The University of North Georgia recently announced that its Student Government Association President, Anna Møller, was named as the school’s first Rhodes Scholarship finalist.
The Rhodes Scholarship, a national postgraduate award for students to study at England's University of Oxford, is the oldest and most prestigious international graduate scholarship in the world.
Møller applied as a Danish citizen to The Global Rhodes Scholarship, which Dr. Anastasia Lin, assistant vice president for Academic Affairs, said is an exceedingly competitive international scholarship.
"The entire University of North Georgia community is incredibly proud of Anna and this achievement," UNG President Bonita C. Jacobs said. "Her drive and leadership skills have been evident throughout her time at UNG, and this accomplishment will propel her to further success."
Lin, who also directs UNG's Nationally Competitive Scholarships office, nominated Møller.

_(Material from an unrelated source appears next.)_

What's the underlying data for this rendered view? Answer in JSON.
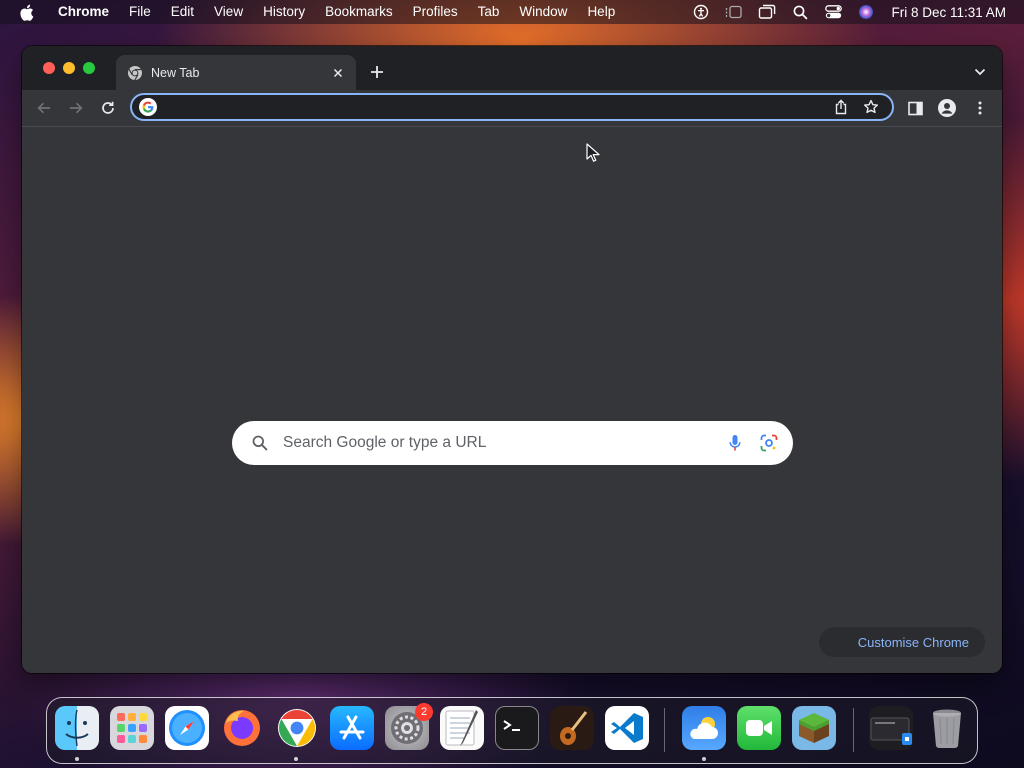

She and several other faculty and staff then mentored Møller through the application process.
"Anna is unstoppable,” Lins said. “She possesses a unique blend of academic excellence, leadership savvy and a genuine commitment to making the world a better place. She has honed her skills relentlessly through her work on sustainability issues, Student Government, and the Honors Program."
Finalists for the Rhodes Scholarship are chosen for their outstanding scholarly achievements, their character, commitment to others and to the common good, and for their potential for leadership in whatever domains their careers may lead.
"Anna is also the kind of leader our world needs," Lin said. "She creates consensus through intelligent, informed and highly skilled dialogue and then takes effective action that leads to lasting change informed by community collaboration.”
After submitting her application, Møller first passed a rigorous interview process for candidates to become short-listed for the scholarship. She then participated in a virtual social, which in pre-pandemic years was held on the Oxford campus.
Møller said the social brings each of the candidates and panelists together to get to know each other in a relaxed setting to form a “camaraderie” and “community.”
After the social, she took part in an individual interview before she learning in November she earned her spot as a finalist.
"It's so difficult to become a Rhodes finalist that reaching that status in itself is something that companies and universities will recognize," Møller said.
While at UNG, Moller has been a student leader on the university's Sustainability Committee, and she plans to become an environmental scientist and environmental leader.
"I'm unique because I bring a psychological perspective into it in terms of how can we make these environmental solutions actually work out within communities in countries in terms of what are the psychological barriers between that collaboration being successful," she said.